> X forces Y to eat Z
> X forces Y to be eaten by Z
> X is forced to eat Y by Z
> *X is forced to be eaten by Y by Z

> In English, the agents are distinguished by
> using the proposition 'by'. But when there are two agents, the meaning is
> confused. Admittedly, this is a very odd sentence structure, but how do
> natural languages make the last sentence clear?
> A better way to look at it is to consider
> that there are 3 actors in the sentence, jon, ben, and the fish, and 6
> possible
> permutations, some of which are ungrammatical in English.

> ben jon fish ben makes jon eat the fish
> ben fish jon ben makes jon be eaten by the fish
> jon ben fish *ben is made by jon to eat the fish
> jon fish ben *ben is made to be eaten by the fish by jon
> fish jon ben *ben is made to be eaten by jon by the fish
> fish ben jon ben is made to eat jon by the fish

In my idiolect as an English speaker, I personally consider sentence 3
> jon ben fish *ben is made by jon to eat the fish
(which you feel is ungrammatical) grammatical and prefer it to the
structure of sentence 6
> fish ben jon ben is made to eat jon by the fish
(which you feel is grammatical) which, while not *ungrammatical* per se,
sounds a little strained to me.

If you agree with that premise, then solving the double causative
passive quandry is a snap (at least for English) -- simply move one of
the prepositional phrases forward in the sentence.

> jon fish ben *ben is made to be eaten by the fish by jon
becomes: Ben is made by Jon to be eaten by the fish.

> fish jon ben *ben is made to be eaten by jon by the fish
becomes: Ben is made by the fish to be eaten by Jon.

> fish ben jon ben is made to eat jon by the fish
becomes: Ben is made by the fish to eat Jon.

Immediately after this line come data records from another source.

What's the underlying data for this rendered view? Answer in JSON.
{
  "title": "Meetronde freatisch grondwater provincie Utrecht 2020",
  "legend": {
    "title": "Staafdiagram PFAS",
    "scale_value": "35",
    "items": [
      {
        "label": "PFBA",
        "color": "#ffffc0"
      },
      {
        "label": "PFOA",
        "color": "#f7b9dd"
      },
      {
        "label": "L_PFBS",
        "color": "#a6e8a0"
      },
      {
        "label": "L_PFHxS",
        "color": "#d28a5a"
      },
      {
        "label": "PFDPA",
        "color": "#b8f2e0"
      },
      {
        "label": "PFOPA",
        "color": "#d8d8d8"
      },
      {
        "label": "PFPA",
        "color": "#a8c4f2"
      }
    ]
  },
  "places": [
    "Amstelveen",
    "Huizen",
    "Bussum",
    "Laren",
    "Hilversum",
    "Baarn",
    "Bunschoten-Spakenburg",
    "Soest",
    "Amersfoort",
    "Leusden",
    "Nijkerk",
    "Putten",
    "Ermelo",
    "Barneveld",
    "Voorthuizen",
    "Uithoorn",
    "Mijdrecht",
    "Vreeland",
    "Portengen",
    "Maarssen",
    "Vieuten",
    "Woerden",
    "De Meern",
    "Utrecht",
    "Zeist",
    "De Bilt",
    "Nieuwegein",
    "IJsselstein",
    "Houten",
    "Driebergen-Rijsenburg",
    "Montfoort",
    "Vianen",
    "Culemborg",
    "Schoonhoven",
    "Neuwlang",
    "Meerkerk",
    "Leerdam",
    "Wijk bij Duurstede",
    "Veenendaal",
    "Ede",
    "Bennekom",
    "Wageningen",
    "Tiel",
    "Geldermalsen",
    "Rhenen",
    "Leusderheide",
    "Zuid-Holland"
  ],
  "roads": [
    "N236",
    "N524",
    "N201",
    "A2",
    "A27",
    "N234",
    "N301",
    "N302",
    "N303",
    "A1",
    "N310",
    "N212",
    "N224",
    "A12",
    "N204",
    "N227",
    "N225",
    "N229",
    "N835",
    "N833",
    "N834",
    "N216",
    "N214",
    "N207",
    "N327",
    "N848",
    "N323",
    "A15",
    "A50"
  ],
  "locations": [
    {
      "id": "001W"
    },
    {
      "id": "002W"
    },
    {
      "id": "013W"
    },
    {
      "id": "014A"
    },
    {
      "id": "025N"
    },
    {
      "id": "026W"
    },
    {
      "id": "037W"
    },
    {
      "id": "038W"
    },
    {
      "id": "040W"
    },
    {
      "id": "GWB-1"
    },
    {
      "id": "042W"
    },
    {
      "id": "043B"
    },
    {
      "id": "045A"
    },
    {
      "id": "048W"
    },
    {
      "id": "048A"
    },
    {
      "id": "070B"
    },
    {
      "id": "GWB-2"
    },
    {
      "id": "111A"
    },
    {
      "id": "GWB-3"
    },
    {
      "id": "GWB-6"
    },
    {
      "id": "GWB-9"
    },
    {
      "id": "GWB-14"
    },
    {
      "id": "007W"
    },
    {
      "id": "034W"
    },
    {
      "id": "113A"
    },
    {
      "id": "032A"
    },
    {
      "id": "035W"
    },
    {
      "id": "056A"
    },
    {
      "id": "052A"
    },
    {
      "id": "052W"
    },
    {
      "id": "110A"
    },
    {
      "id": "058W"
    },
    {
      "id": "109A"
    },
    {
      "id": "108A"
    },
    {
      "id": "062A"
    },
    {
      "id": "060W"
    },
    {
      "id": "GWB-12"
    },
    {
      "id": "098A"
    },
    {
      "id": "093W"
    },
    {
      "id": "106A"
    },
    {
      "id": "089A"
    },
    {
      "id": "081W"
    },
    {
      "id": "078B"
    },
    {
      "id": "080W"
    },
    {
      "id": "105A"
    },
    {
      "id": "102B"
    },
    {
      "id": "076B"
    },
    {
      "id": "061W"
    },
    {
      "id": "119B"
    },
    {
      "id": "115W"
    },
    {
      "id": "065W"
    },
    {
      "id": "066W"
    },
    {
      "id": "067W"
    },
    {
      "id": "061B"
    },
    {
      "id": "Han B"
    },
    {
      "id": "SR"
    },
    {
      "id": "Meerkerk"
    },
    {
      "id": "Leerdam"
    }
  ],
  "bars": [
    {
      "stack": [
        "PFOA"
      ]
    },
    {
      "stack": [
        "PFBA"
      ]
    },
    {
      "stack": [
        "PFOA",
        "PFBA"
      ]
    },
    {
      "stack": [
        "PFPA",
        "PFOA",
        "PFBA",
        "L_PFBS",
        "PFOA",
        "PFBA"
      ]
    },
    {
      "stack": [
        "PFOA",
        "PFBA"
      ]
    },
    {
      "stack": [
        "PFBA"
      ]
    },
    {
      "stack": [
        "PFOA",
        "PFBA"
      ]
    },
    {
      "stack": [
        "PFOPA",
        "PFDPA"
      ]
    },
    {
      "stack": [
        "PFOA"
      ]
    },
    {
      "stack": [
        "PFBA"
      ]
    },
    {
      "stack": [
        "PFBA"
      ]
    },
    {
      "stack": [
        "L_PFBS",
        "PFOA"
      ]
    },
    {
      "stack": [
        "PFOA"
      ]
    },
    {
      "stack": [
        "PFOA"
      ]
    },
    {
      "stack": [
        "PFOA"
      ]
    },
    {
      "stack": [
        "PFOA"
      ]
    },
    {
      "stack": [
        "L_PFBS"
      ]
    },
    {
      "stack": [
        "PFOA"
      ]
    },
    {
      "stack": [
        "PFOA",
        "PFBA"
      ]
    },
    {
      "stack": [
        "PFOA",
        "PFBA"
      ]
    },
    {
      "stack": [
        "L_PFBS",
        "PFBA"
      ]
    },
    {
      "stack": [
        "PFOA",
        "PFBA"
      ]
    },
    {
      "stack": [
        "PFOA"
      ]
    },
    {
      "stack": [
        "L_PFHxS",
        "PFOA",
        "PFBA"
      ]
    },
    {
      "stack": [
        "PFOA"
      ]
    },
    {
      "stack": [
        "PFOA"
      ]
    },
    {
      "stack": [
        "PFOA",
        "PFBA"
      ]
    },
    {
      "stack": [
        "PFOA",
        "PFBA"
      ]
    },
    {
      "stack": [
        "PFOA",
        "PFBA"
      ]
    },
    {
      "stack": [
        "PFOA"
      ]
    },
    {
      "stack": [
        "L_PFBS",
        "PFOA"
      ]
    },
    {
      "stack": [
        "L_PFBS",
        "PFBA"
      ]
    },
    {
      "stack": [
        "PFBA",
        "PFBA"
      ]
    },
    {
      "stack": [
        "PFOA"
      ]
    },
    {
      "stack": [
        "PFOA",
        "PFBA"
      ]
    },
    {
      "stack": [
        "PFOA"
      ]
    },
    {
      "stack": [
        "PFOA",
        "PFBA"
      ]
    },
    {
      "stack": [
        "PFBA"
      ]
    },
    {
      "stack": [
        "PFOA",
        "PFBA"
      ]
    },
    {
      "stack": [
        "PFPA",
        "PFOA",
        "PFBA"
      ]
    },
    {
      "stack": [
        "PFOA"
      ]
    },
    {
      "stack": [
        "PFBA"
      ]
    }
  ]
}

Again, these are perfectly grammatical, if unusual, sentences for me.
Dunno if this is an option open to your lang or not.

Kou